*** Records provided ***

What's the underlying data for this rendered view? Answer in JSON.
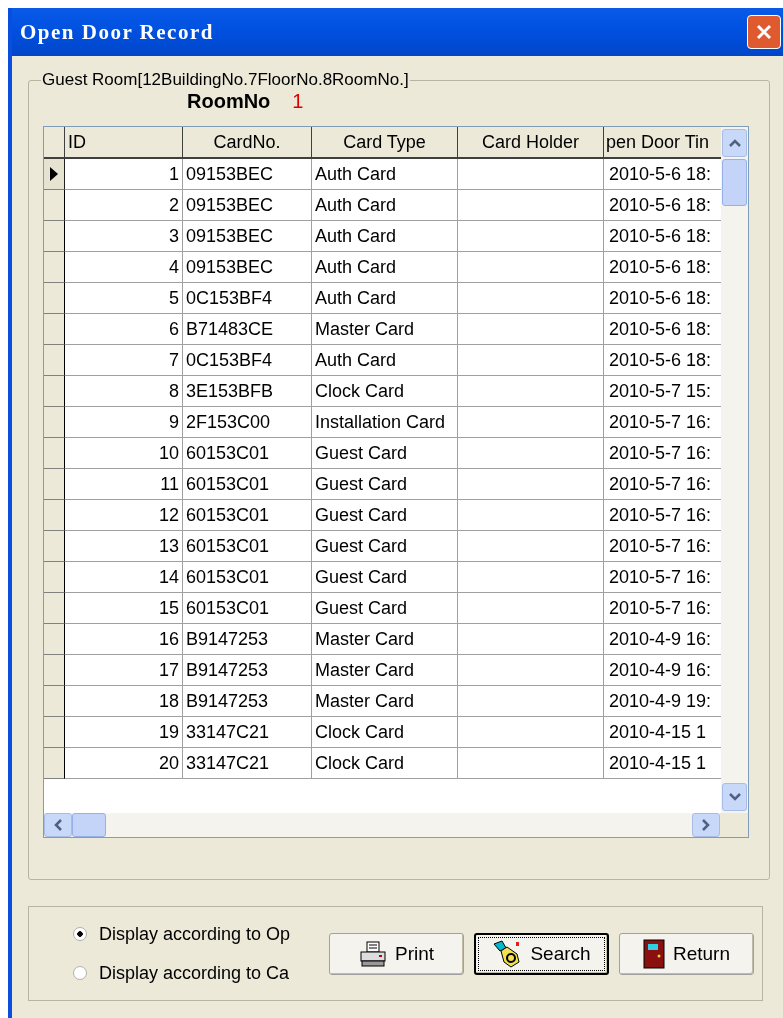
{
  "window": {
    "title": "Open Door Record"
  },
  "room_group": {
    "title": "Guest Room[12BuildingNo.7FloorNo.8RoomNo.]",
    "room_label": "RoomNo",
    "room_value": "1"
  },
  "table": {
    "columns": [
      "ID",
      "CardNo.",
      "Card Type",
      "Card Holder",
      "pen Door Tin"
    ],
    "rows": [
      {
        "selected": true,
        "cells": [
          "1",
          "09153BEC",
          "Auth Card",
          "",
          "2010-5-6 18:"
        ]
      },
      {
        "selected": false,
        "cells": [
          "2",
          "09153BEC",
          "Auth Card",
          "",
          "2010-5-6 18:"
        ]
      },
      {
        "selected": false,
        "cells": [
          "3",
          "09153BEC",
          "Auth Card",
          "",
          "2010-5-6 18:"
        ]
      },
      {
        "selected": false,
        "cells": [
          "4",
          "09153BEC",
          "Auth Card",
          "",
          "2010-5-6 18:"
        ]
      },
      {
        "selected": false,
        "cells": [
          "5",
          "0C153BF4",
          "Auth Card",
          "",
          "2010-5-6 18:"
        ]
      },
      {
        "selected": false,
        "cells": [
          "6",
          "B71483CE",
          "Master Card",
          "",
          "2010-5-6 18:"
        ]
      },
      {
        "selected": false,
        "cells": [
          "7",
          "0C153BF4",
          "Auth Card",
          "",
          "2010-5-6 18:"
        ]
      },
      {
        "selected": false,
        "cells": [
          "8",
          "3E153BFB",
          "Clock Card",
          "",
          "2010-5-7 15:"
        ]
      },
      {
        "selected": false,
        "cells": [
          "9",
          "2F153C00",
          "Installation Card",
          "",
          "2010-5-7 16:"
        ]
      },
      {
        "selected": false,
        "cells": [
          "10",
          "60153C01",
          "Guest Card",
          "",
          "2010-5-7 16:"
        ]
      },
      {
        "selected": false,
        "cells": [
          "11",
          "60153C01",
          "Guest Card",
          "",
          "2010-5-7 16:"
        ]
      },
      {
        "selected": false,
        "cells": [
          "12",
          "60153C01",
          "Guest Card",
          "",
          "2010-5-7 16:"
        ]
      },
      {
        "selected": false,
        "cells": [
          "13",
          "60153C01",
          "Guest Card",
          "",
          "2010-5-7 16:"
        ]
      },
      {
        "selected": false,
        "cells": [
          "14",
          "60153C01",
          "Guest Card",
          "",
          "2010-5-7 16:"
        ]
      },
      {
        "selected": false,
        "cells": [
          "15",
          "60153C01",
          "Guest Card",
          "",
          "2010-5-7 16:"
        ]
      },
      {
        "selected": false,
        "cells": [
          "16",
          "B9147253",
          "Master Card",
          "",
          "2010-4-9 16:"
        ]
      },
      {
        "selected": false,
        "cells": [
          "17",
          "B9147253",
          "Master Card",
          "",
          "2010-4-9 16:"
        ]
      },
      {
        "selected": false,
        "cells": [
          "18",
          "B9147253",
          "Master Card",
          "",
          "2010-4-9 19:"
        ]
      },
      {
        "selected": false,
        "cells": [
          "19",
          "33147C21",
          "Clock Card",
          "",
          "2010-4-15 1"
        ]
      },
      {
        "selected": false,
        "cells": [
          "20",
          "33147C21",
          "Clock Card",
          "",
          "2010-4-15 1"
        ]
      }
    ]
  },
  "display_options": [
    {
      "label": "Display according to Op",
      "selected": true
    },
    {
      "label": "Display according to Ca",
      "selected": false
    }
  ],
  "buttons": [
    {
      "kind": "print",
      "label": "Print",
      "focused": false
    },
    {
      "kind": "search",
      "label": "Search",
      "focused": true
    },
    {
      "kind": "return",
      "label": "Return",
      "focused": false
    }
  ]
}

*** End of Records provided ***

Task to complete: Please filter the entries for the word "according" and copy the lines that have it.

Expected output:
      "label": "Display according to Op",
      "label": "Display according to Ca",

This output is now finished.